The Adrian Steel account team offers to visit the fleet location, "to see exactly what they're loading, what they do, how they move and use their tools," said Gippert. "And we incorporate the company's risk management group."
Every Driver's Needs Unique
Each fleet driver has different needs in managing cargo, tools, equipment, and supplies, agreed John Stethem, national fleet director for Leer, a provider of aluminum and fiberglass truck caps, racks, tool boxes, and other work truck accessories.
"Plumbers are different from cable service trucks, and from all the different kinds of contractors," Stethem noted.
Key factors in cargo management are access and organization, allowing the driver to easily reach products and tools, said Stethem.
For example, he explained, "The single-most important element in truck caps are side access doors, which allow drivers to access the vehicle interior without climbing in."
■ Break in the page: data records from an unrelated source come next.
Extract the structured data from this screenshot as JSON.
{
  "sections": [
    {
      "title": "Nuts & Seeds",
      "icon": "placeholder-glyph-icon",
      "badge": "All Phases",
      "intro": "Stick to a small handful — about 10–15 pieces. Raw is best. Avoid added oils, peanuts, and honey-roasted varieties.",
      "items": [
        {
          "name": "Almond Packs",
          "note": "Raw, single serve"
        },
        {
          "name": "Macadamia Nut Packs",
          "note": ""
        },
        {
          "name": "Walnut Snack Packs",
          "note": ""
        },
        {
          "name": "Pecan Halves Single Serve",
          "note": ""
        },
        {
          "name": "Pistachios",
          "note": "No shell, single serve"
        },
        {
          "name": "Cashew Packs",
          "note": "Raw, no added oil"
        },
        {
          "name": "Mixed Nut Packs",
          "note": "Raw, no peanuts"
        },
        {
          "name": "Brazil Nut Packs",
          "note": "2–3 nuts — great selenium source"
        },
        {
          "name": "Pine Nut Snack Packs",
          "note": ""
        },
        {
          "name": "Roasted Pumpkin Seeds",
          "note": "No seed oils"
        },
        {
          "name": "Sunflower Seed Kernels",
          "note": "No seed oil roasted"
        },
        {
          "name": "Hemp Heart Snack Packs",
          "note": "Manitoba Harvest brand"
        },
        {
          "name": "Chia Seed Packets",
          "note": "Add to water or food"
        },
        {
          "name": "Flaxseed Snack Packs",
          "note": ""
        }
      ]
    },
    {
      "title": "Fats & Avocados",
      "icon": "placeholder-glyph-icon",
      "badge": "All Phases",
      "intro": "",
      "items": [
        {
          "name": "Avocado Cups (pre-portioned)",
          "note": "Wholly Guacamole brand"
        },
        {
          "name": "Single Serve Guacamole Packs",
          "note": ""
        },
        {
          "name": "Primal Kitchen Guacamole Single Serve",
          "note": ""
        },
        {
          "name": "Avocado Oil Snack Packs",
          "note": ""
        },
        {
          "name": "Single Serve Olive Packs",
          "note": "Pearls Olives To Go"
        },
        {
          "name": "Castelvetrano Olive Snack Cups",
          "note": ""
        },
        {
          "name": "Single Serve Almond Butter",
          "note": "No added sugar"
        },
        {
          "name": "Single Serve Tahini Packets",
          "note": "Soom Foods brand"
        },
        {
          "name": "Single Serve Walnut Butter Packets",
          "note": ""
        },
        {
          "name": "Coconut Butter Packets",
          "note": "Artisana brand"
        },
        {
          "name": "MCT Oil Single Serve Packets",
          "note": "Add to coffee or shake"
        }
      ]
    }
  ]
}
A good cargo management system helps "companies save money, save time, and organize their cargo, tools, and equipment," increasing productivity and enhancing the company's bottom line, said Stethem.
Extend Vehicle Flexibility
New to the fleet segment, Bestop offers high- and low-end rail systems - BestRail and VersaRack - as well as bed extenders, steps, dividers, and slides. Headquartered in Broomfield, Colo., the company is best known for Jeep and Dodge aftermarket accessories.
Once the fleet vehicle's application is determined, review upfitting options to "extend the flexibility of the vehicles," advised Jim Chick, VP marketing and sales for Bestop.
For example, the Bestop rails systems can be configured a number of ways with or without a tonneau cover, said Chick. The systems also can be easily removed on weekends to allow personal use of the truck.
Products such as the company's BedStep, a frame-mounted assist, helps drivers avoid back injury while accessing cargo. Cargo slides provide the same easy access without physical strain to the driver.
10 Factors that Impact Cargo Management
Whether designing a cargo management system in-house or consulting with an upfitting specialist, accounting for the following factors will help fleet managers devise the a solution that best fits their companies' needs.
- Vehicle function: service, delivery, repair, utility, etc.
- Vehicle type: cargo van, pickup, box truck.
- Cargo type, weight, size: tools, equipment, ladders, supplies, boxes, fragile material.
- Security: protection against theft.
- Driver ergonomics: accommodations to ease physical stress on drivers' bodies.
- Safety: safeguards to protect drivers and employees from such hazards as shifting cargo, loose tools and equipment, heavy loading, etc.
- Accessibility: ease of reaching cargo, frequently used tools, etc.
- Loading and unloading methods: ramp, liftgate, forklift, etc.
- Cargo stability: toolboxes, tie-downs, tracks, and other fastening methods to keep cargo in place.
- Environment: weather and terrain conditions.